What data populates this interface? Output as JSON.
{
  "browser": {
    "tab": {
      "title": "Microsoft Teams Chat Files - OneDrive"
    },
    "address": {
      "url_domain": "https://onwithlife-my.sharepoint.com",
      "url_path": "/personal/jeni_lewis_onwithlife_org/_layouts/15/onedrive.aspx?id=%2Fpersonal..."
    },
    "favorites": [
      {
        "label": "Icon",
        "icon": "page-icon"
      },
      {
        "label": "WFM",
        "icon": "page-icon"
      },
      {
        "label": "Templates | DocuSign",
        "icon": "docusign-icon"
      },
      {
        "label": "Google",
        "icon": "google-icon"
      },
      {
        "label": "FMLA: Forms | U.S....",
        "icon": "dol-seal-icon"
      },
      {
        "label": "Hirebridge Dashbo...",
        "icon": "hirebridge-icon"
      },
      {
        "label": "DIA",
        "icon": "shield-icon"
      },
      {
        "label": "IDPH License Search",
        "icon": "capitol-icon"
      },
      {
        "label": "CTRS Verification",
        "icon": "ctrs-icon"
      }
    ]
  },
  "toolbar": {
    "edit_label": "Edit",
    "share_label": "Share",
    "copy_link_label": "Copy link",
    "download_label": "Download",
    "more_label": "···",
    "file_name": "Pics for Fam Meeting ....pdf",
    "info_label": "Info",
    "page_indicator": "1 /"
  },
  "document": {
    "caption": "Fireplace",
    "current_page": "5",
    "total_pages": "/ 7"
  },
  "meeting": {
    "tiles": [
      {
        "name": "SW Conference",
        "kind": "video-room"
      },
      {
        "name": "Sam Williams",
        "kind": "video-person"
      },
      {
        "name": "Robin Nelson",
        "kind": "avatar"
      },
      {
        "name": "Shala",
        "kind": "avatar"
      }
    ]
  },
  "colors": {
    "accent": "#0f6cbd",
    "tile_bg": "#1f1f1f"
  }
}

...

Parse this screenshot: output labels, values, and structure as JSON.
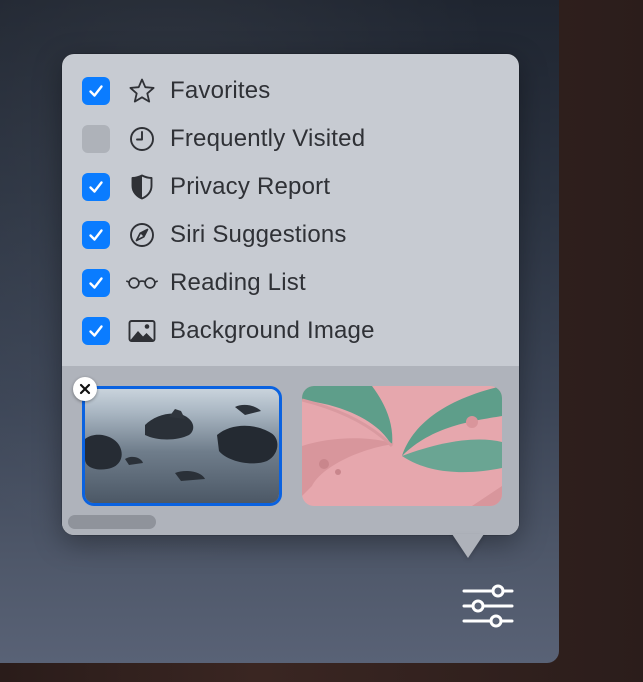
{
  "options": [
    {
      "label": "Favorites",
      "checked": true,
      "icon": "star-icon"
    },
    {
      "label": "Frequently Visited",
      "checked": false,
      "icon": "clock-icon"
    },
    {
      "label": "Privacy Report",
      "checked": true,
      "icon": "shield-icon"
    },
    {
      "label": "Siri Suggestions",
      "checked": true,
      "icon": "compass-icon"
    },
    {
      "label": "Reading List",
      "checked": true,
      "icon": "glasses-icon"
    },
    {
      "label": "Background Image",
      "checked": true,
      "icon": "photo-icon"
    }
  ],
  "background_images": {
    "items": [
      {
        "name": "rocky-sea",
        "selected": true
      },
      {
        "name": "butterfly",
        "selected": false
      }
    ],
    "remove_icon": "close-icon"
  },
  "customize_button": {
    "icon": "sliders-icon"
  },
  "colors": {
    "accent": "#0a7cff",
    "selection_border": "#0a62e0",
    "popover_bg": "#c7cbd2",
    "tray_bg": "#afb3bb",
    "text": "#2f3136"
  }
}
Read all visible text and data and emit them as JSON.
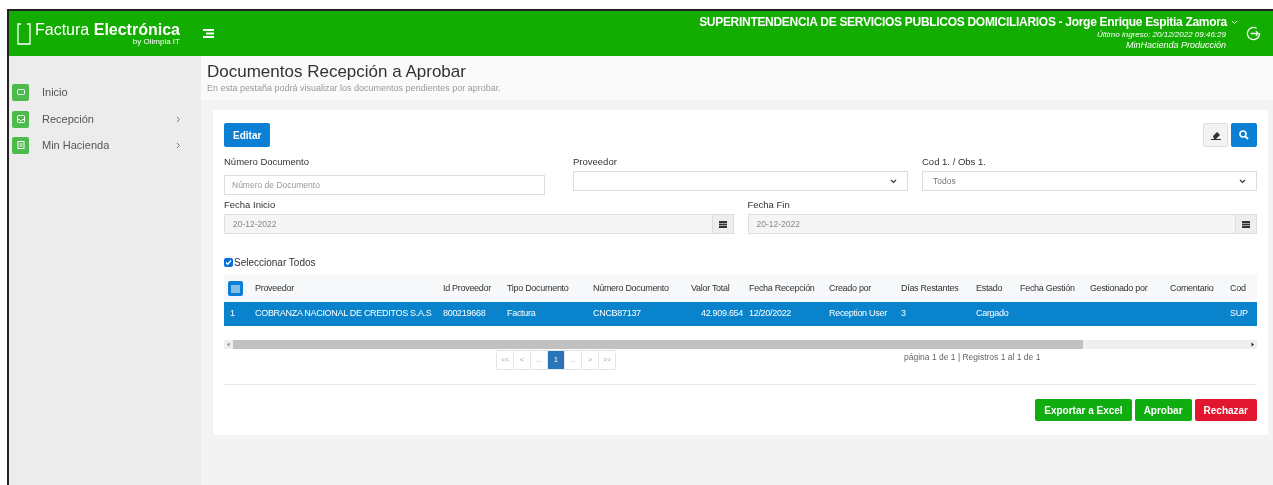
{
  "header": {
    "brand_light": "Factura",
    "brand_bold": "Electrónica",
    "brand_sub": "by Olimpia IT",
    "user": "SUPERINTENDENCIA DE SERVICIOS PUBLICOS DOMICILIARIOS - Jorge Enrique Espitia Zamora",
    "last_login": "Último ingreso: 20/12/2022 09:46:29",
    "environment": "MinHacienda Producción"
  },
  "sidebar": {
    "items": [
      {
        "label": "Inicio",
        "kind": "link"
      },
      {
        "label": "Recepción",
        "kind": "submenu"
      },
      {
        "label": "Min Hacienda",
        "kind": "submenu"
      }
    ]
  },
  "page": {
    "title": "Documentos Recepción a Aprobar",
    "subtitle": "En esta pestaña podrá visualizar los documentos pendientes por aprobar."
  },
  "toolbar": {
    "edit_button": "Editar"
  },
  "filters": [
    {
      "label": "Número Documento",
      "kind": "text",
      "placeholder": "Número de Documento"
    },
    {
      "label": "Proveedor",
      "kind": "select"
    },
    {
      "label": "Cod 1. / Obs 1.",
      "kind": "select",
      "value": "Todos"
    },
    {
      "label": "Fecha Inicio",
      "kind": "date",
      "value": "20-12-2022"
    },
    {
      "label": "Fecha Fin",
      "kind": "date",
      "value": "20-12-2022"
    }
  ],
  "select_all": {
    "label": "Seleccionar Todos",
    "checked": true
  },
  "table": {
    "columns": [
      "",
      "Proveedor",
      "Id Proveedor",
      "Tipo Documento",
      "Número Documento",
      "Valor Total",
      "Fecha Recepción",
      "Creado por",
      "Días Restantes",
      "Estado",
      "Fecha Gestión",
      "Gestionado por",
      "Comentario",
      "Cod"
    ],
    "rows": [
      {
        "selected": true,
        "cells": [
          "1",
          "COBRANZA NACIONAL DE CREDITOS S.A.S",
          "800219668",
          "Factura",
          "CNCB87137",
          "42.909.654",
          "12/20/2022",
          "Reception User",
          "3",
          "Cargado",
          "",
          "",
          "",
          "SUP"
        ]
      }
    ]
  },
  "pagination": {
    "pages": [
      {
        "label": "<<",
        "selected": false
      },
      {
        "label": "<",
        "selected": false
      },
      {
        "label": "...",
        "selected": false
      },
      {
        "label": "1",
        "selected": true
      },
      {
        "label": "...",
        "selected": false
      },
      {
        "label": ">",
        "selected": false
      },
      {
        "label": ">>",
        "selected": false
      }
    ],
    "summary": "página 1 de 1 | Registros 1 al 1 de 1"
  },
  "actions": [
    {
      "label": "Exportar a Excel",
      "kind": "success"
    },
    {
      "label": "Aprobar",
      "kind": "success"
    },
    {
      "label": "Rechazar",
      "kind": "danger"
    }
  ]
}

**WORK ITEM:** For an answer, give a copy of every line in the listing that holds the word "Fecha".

**PROBLEM SOLUTION:**
      "label": "Fecha Inicio",
      "label": "Fecha Fin",
      "Fecha Recepción",
      "Fecha Gestión",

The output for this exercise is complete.